DATASET RECORDS:
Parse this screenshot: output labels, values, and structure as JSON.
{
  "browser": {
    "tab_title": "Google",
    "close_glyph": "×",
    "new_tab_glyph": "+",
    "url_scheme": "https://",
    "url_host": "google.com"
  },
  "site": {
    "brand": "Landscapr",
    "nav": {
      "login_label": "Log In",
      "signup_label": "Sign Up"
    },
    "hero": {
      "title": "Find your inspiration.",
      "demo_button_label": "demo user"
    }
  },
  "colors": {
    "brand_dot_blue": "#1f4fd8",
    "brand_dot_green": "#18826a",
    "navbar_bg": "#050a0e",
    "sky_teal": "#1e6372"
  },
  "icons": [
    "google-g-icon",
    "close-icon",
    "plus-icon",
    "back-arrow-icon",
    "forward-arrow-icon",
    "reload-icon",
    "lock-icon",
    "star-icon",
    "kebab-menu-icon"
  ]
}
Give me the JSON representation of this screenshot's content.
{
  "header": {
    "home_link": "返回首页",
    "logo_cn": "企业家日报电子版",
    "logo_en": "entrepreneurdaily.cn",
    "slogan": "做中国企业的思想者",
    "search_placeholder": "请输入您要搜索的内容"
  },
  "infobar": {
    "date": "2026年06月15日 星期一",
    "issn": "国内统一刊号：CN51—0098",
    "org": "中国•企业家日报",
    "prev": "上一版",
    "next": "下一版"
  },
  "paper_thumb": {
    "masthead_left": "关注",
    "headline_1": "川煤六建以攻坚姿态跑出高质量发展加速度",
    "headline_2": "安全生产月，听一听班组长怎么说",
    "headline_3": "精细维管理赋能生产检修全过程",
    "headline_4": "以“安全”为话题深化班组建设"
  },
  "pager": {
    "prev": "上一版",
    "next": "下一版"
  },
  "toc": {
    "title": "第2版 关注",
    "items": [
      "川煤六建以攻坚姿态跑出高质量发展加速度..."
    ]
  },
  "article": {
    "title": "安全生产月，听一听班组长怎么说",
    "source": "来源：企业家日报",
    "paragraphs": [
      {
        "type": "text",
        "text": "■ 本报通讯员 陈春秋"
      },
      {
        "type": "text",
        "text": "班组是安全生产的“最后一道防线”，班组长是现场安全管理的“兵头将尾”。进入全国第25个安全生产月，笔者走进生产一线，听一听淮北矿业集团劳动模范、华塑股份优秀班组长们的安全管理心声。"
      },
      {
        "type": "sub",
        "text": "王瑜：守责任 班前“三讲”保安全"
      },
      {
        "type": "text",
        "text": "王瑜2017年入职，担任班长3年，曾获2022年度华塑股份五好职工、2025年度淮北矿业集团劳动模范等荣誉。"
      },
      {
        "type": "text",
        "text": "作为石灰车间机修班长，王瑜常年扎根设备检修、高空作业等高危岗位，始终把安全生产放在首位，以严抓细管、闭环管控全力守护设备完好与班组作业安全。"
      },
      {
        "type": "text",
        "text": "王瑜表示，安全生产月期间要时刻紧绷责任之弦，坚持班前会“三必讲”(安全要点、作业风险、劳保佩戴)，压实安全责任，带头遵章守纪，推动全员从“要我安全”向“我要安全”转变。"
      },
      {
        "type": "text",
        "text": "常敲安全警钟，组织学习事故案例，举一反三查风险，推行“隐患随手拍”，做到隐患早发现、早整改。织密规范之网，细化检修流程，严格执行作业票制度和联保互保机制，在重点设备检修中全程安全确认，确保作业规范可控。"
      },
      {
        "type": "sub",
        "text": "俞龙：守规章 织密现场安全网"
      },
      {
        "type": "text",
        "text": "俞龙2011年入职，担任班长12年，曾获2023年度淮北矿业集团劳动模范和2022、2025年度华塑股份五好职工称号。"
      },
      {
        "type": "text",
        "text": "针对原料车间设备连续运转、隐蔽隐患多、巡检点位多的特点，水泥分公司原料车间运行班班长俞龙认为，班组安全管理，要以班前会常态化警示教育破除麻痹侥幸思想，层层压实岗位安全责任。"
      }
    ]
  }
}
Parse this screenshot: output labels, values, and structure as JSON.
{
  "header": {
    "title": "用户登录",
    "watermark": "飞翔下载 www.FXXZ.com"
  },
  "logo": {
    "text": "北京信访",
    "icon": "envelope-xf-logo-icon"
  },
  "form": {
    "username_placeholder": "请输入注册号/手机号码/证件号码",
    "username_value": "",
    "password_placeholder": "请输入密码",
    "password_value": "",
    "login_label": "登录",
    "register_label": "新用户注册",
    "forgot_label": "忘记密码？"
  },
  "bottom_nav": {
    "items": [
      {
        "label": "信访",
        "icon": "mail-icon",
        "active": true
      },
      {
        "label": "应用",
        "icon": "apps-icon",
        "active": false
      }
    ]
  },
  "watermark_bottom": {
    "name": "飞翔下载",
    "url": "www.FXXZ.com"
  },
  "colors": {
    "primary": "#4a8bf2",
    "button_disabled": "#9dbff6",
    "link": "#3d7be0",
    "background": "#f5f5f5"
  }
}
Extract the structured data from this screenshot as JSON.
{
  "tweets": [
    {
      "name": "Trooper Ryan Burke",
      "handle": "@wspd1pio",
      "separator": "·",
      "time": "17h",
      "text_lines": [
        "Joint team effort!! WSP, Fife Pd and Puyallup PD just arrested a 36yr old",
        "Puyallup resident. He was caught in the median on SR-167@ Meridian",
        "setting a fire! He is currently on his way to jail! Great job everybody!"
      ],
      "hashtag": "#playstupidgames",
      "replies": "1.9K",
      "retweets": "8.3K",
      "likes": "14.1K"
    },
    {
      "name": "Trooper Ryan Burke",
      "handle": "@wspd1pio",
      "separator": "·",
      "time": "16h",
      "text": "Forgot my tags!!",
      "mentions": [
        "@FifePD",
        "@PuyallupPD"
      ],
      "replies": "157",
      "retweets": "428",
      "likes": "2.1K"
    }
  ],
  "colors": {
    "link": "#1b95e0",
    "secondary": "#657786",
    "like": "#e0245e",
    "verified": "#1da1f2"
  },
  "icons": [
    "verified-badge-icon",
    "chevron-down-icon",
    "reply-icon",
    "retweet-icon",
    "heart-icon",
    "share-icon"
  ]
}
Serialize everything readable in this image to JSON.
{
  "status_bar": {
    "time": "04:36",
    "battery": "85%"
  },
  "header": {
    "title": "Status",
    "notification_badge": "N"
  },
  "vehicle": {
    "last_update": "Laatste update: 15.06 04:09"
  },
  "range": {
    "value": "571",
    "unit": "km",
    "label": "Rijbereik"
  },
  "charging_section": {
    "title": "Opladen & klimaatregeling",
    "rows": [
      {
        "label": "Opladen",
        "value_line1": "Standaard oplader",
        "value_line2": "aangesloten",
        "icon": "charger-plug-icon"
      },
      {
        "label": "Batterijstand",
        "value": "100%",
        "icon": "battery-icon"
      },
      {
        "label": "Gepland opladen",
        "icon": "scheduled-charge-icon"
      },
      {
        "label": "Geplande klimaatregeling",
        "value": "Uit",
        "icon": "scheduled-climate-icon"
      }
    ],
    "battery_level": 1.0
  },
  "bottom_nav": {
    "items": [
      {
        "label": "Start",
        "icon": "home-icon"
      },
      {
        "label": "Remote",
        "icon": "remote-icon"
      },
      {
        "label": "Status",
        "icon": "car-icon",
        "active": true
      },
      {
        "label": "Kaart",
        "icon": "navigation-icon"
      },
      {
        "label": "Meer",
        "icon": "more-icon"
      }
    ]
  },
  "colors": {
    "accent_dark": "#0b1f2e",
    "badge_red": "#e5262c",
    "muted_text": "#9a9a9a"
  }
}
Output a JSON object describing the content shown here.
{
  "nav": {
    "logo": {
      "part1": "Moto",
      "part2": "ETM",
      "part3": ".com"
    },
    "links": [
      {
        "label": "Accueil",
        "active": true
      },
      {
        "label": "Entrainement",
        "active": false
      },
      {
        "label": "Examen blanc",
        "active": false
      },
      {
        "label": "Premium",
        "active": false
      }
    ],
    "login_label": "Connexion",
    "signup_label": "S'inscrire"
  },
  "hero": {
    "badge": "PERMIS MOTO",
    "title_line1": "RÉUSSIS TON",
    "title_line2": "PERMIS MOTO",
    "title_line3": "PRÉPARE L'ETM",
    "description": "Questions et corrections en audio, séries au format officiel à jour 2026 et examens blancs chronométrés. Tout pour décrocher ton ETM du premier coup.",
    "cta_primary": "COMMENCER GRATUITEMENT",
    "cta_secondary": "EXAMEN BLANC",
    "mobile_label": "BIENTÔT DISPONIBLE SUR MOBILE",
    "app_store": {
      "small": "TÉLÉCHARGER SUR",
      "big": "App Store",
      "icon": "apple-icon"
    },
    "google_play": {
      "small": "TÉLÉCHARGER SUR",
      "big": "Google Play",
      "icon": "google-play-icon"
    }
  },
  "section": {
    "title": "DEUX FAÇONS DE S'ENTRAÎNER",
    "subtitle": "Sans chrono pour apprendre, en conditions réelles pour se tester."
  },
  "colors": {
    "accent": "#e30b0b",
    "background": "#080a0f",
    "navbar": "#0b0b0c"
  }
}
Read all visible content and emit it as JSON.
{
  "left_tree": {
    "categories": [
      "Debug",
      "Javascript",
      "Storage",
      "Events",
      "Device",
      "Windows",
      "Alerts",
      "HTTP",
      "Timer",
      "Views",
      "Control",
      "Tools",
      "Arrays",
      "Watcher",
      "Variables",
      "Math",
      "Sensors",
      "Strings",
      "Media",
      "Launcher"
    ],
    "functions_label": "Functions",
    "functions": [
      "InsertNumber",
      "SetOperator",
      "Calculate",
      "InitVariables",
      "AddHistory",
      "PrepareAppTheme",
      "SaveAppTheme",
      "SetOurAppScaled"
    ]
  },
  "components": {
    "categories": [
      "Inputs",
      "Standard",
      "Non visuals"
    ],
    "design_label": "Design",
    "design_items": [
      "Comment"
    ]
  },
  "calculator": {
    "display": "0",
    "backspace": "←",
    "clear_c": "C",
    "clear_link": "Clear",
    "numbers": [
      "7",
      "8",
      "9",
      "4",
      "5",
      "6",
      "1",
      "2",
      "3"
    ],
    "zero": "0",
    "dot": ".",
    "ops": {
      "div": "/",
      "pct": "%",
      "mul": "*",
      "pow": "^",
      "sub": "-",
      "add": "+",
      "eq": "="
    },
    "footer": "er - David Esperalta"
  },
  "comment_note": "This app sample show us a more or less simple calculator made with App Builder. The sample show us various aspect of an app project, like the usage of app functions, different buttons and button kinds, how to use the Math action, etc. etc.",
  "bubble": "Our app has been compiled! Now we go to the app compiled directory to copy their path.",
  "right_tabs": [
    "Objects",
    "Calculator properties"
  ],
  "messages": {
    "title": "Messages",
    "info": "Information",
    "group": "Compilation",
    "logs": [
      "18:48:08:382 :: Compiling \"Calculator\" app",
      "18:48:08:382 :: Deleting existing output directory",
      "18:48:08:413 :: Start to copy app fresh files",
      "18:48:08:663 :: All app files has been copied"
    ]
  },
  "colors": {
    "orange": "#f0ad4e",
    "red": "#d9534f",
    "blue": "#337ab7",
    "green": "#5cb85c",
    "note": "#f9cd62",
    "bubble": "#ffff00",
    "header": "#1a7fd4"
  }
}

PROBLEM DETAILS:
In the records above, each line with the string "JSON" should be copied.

YOUR SOLUTION:
Parse this screenshot: output labels, values, and structure as JSON.
Give me the JSON representation of this screenshot's content.
Parse this screenshot: output labels, values, and structure as JSON.
Extract the structured data from this screenshot as JSON.
Serialize everything readable in this image to JSON.
Output a JSON object describing the content shown here.
Read all visible content and emit it as JSON.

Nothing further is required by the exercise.